[Entries taken from a collection]
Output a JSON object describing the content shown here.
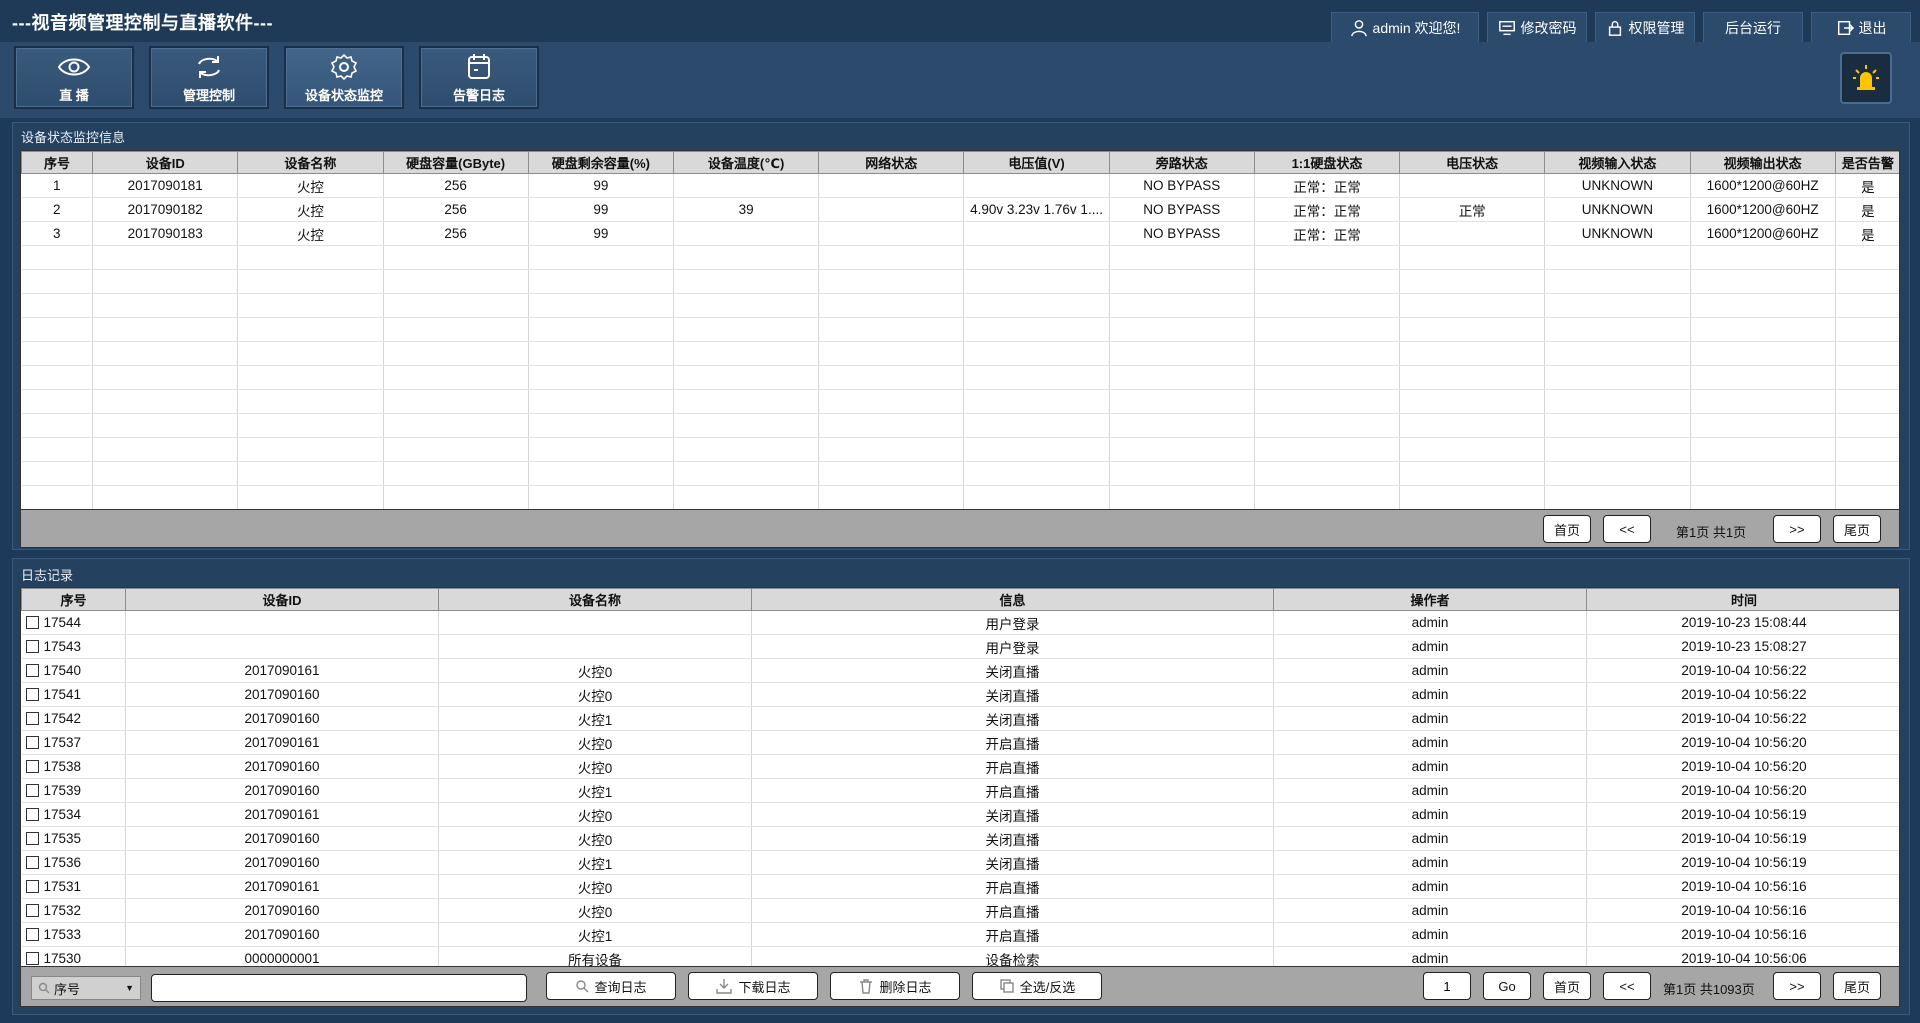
{
  "app": {
    "title": "---视音频管理控制与直播软件---"
  },
  "topbar": {
    "user_label": "admin 欢迎您!",
    "change_password": "修改密码",
    "permission": "权限管理",
    "background_run": "后台运行",
    "logout": "退出"
  },
  "nav": [
    {
      "label": "直  播",
      "icon": "eye-icon"
    },
    {
      "label": "管理控制",
      "icon": "refresh-icon"
    },
    {
      "label": "设备状态监控",
      "icon": "gear-icon"
    },
    {
      "label": "告警日志",
      "icon": "calendar-icon"
    }
  ],
  "status_panel": {
    "title": "设备状态监控信息",
    "columns": [
      "序号",
      "设备ID",
      "设备名称",
      "硬盘容量(GByte)",
      "硬盘剩余容量(%)",
      "设备温度(℃)",
      "网络状态",
      "电压值(V)",
      "旁路状态",
      "1:1硬盘状态",
      "电压状态",
      "视频输入状态",
      "视频输出状态",
      "是否告警"
    ],
    "rows": [
      [
        "1",
        "2017090181",
        "火控",
        "256",
        "99",
        "",
        "",
        "",
        "NO BYPASS",
        "正常：正常",
        "",
        "UNKNOWN",
        "1600*1200@60HZ",
        "是"
      ],
      [
        "2",
        "2017090182",
        "火控",
        "256",
        "99",
        "39",
        "",
        "4.90v 3.23v 1.76v 1....",
        "NO BYPASS",
        "正常：正常",
        "正常",
        "UNKNOWN",
        "1600*1200@60HZ",
        "是"
      ],
      [
        "3",
        "2017090183",
        "火控",
        "256",
        "99",
        "",
        "",
        "",
        "NO BYPASS",
        "正常：正常",
        "",
        "UNKNOWN",
        "1600*1200@60HZ",
        "是"
      ]
    ],
    "pager": {
      "first": "首页",
      "prev": "<<",
      "info": "第1页 共1页",
      "next": ">>",
      "last": "尾页"
    }
  },
  "log_panel": {
    "title": "日志记录",
    "columns": [
      "序号",
      "设备ID",
      "设备名称",
      "信息",
      "操作者",
      "时间"
    ],
    "rows": [
      [
        "17544",
        "",
        "",
        "用户登录",
        "admin",
        "2019-10-23 15:08:44"
      ],
      [
        "17543",
        "",
        "",
        "用户登录",
        "admin",
        "2019-10-23 15:08:27"
      ],
      [
        "17540",
        "2017090161",
        "火控0",
        "关闭直播",
        "admin",
        "2019-10-04 10:56:22"
      ],
      [
        "17541",
        "2017090160",
        "火控0",
        "关闭直播",
        "admin",
        "2019-10-04 10:56:22"
      ],
      [
        "17542",
        "2017090160",
        "火控1",
        "关闭直播",
        "admin",
        "2019-10-04 10:56:22"
      ],
      [
        "17537",
        "2017090161",
        "火控0",
        "开启直播",
        "admin",
        "2019-10-04 10:56:20"
      ],
      [
        "17538",
        "2017090160",
        "火控0",
        "开启直播",
        "admin",
        "2019-10-04 10:56:20"
      ],
      [
        "17539",
        "2017090160",
        "火控1",
        "开启直播",
        "admin",
        "2019-10-04 10:56:20"
      ],
      [
        "17534",
        "2017090161",
        "火控0",
        "关闭直播",
        "admin",
        "2019-10-04 10:56:19"
      ],
      [
        "17535",
        "2017090160",
        "火控0",
        "关闭直播",
        "admin",
        "2019-10-04 10:56:19"
      ],
      [
        "17536",
        "2017090160",
        "火控1",
        "关闭直播",
        "admin",
        "2019-10-04 10:56:19"
      ],
      [
        "17531",
        "2017090161",
        "火控0",
        "开启直播",
        "admin",
        "2019-10-04 10:56:16"
      ],
      [
        "17532",
        "2017090160",
        "火控0",
        "开启直播",
        "admin",
        "2019-10-04 10:56:16"
      ],
      [
        "17533",
        "2017090160",
        "火控1",
        "开启直播",
        "admin",
        "2019-10-04 10:56:16"
      ],
      [
        "17530",
        "0000000001",
        "所有设备",
        "设备检索",
        "admin",
        "2019-10-04 10:56:06"
      ]
    ],
    "search": {
      "field": "序号",
      "value": ""
    },
    "actions": {
      "query": "查询日志",
      "download": "下载日志",
      "delete": "删除日志",
      "select_all": "全选/反选"
    },
    "pager": {
      "page_input": "1",
      "go": "Go",
      "first": "首页",
      "prev": "<<",
      "info": "第1页 共1093页",
      "next": ">>",
      "last": "尾页"
    }
  }
}
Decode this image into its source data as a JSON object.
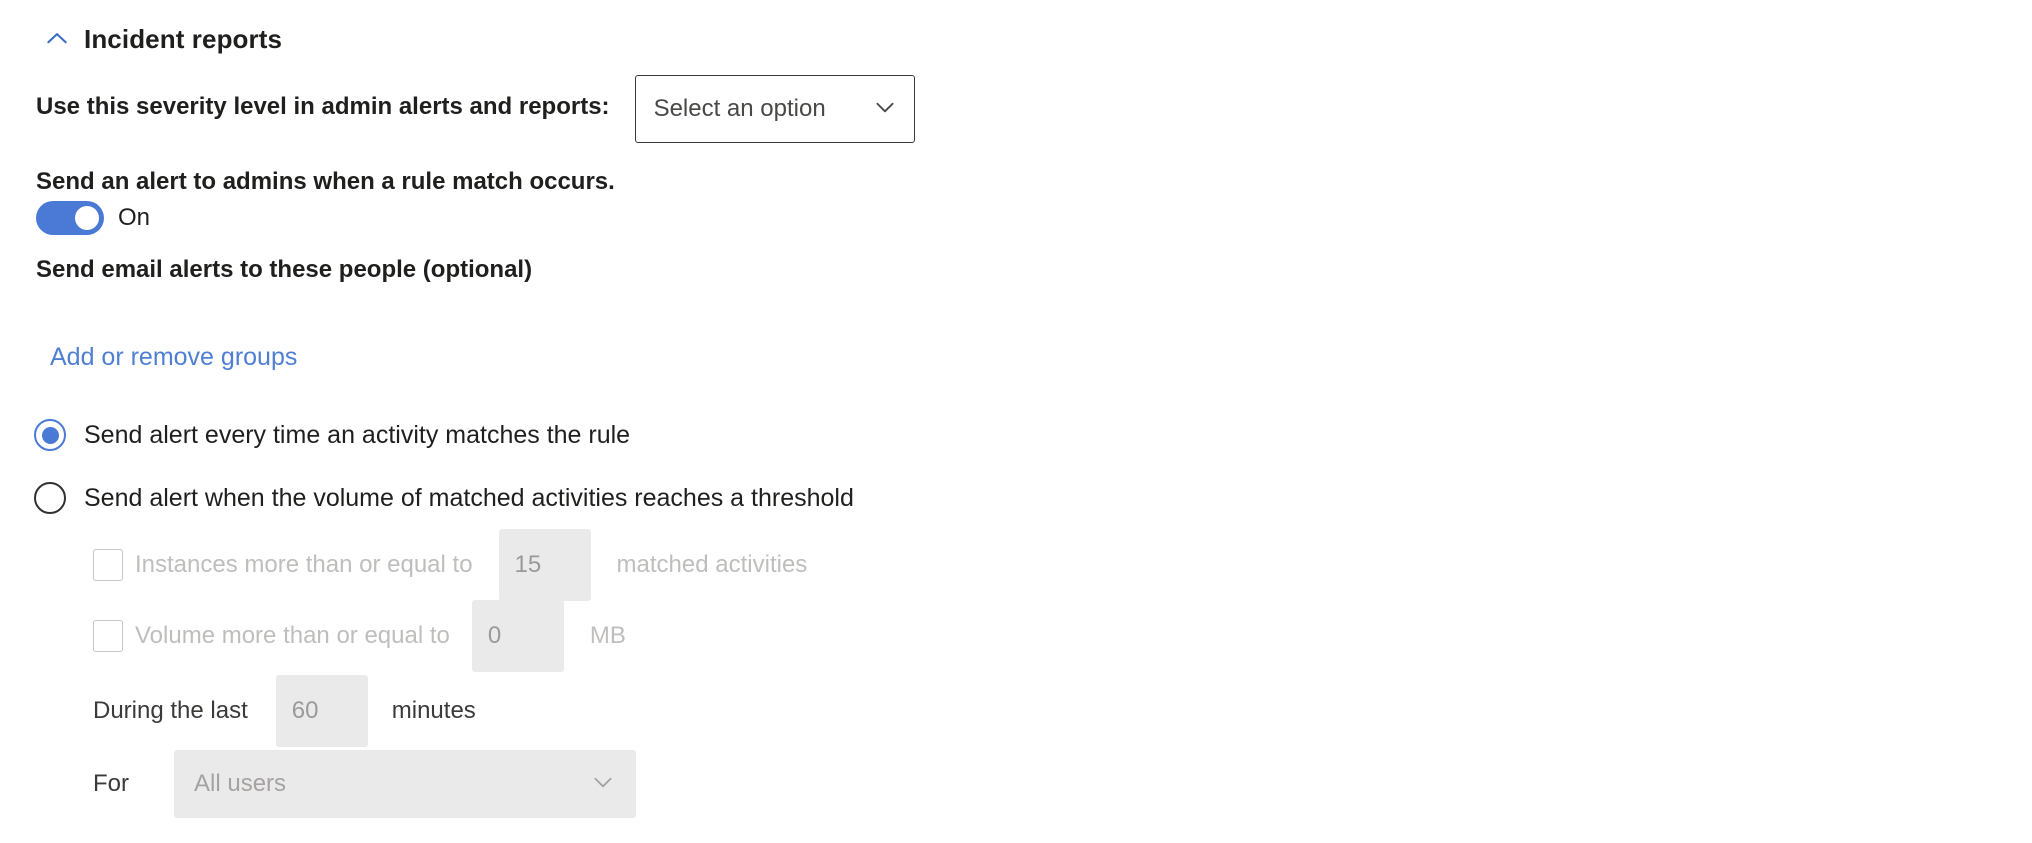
{
  "section": {
    "title": "Incident reports",
    "collapse_icon": "chevron-up-icon",
    "expanded": true
  },
  "severity": {
    "label": "Use this severity level in admin alerts and reports:",
    "dropdown_value": "Select an option",
    "dropdown_icon": "chevron-down-icon"
  },
  "admin_alert": {
    "label": "Send an alert to admins when a rule match occurs.",
    "toggle_state": "On",
    "toggle_on": true
  },
  "email_alerts": {
    "label": "Send email alerts to these people (optional)",
    "link_text": "Add or remove groups"
  },
  "alert_frequency": {
    "options": [
      {
        "label": "Send alert every time an activity matches the rule",
        "selected": true
      },
      {
        "label": "Send alert when the volume of matched activities reaches a threshold",
        "selected": false
      }
    ]
  },
  "threshold": {
    "instances": {
      "checkbox_checked": false,
      "label": "Instances more than or equal to",
      "value": "",
      "placeholder": "15",
      "unit": "matched activities"
    },
    "volume": {
      "checkbox_checked": false,
      "label": "Volume more than or equal to",
      "value": "",
      "placeholder": "0",
      "unit": "MB"
    },
    "duration": {
      "label": "During the last",
      "value": "",
      "placeholder": "60",
      "unit": "minutes"
    },
    "scope": {
      "label": "For",
      "selected_value": "All users",
      "dropdown_icon": "chevron-down-icon"
    }
  },
  "colors": {
    "accent_blue": "#4a7ad5",
    "link_blue": "#4f7fd4",
    "text_primary": "#201f1e",
    "text_disabled": "#c0bebc",
    "field_bg": "#ebeaea",
    "border_dark": "#3b3a39"
  }
}
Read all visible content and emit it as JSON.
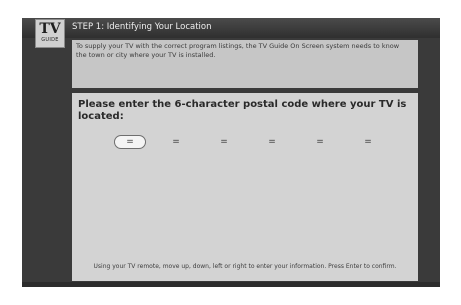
{
  "logo": {
    "tv": "TV",
    "guide": "GUIDE"
  },
  "header": {
    "step_title": "STEP 1: Identifying Your Location"
  },
  "intro": {
    "text": "To supply your TV with the correct program listings, the TV Guide On Screen system needs to know the town or city where your TV is installed."
  },
  "main": {
    "prompt": "Please enter the 6-character postal code where your TV is located:",
    "code_slots": [
      "=",
      "=",
      "=",
      "=",
      "=",
      "="
    ],
    "selected_slot": 0
  },
  "footer": {
    "instructions": "Using your TV remote, move up, down, left or right to enter your information. Press Enter to confirm."
  }
}
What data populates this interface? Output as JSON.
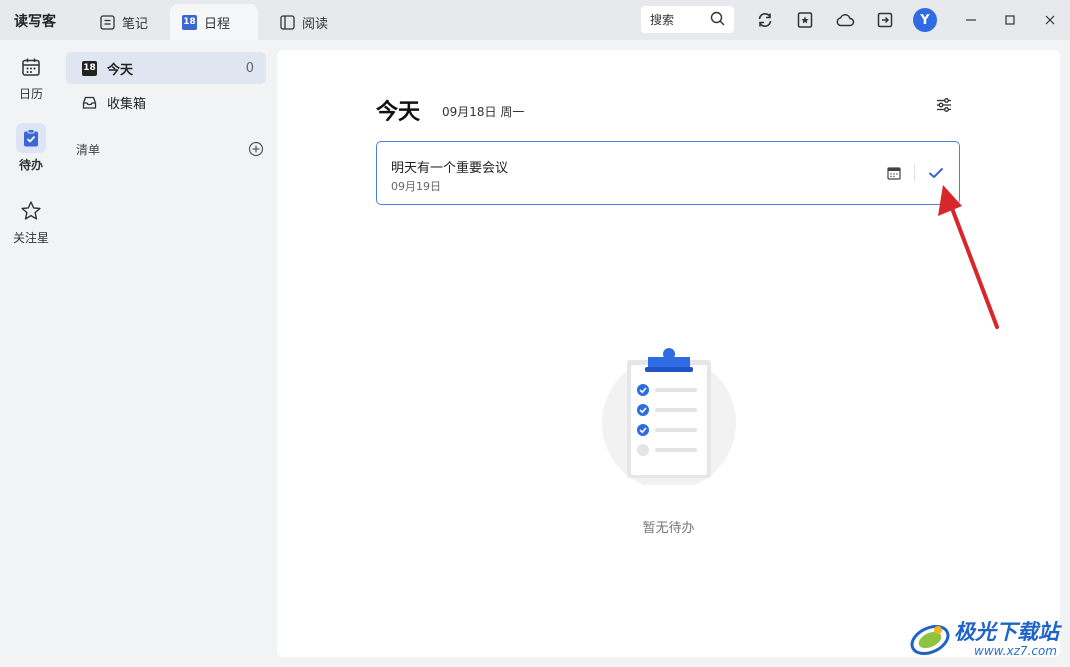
{
  "app": {
    "name": "读写客"
  },
  "tabs": [
    {
      "label": "笔记",
      "icon": "note-icon",
      "active": false
    },
    {
      "label": "日程",
      "icon": "calendar-18-icon",
      "badge": "18",
      "active": true
    },
    {
      "label": "阅读",
      "icon": "book-icon",
      "active": false
    }
  ],
  "toolbar": {
    "search_label": "搜索",
    "icons": [
      "sync-icon",
      "star-doc-icon",
      "cloud-icon",
      "export-icon"
    ],
    "avatar_letter": "Y"
  },
  "window": {
    "controls": [
      "minimize",
      "maximize",
      "close"
    ]
  },
  "rail": {
    "items": [
      {
        "label": "日历",
        "icon": "calendar-icon",
        "active": false
      },
      {
        "label": "待办",
        "icon": "todo-icon",
        "active": true
      },
      {
        "label": "关注星",
        "icon": "star-icon",
        "active": false
      }
    ]
  },
  "sidebar": {
    "today": {
      "label": "今天",
      "badge": "18",
      "count": "0"
    },
    "inbox": {
      "label": "收集箱"
    },
    "lists_title": "清单"
  },
  "main": {
    "heading": "今天",
    "date": "09月18日 周一",
    "task": {
      "title": "明天有一个重要会议",
      "date": "09月19日"
    },
    "empty_text": "暂无待办"
  },
  "watermark": {
    "title": "极光下载站",
    "url": "www.xz7.com"
  },
  "colors": {
    "accent": "#3b66d6",
    "arrow": "#d9262a",
    "card_border": "#4d7fe0"
  }
}
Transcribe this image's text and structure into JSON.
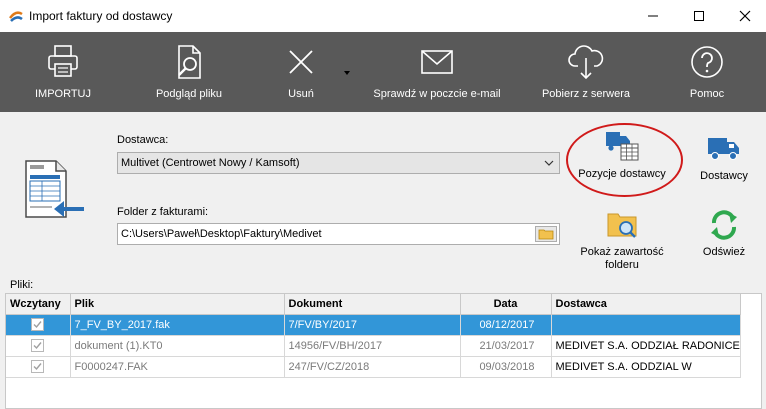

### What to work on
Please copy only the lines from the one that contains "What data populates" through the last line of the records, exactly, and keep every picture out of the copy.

### Output below
What data populates this interface? Output as JSON.
{
  "app": {
    "name": "读写客"
  },
  "tabs": [
    {
      "label": "笔记",
      "icon": "note-icon",
      "active": false
    },
    {
      "label": "日程",
      "icon": "calendar-18-icon",
      "badge": "18",
      "active": true
    },
    {
      "label": "阅读",
      "icon": "book-icon",
      "active": false
    }
  ],
  "toolbar": {
    "search_label": "搜索",
    "icons": [
      "sync-icon",
      "star-doc-icon",
      "cloud-icon",
      "export-icon"
    ],
    "avatar_letter": "Y"
  },
  "window": {
    "controls": [
      "minimize",
      "maximize",
      "close"
    ]
  },
  "rail": {
    "items": [
      {
        "label": "日历",
        "icon": "calendar-icon",
        "active": false
      },
      {
        "label": "待办",
        "icon": "todo-icon",
        "active": true
      },
      {
        "label": "关注星",
        "icon": "star-icon",
        "active": false
      }
    ]
  },
  "sidebar": {
    "today": {
      "label": "今天",
      "badge": "18",
      "count": "0"
    },
    "inbox": {
      "label": "收集箱"
    },
    "lists_title": "清单"
  },
  "main": {
    "heading": "今天",
    "date": "09月18日 周一",
    "task": {
      "title": "明天有一个重要会议",
      "date": "09月19日"
    },
    "empty_text": "暂无待办"
  },
  "watermark": {
    "title": "极光下载站",
    "url": "www.xz7.com"
  },
  "colors": {
    "accent": "#3b66d6",
    "arrow": "#d9262a",
    "card_border": "#4d7fe0"
  }
}
Transcribe this image's text and structure into JSON.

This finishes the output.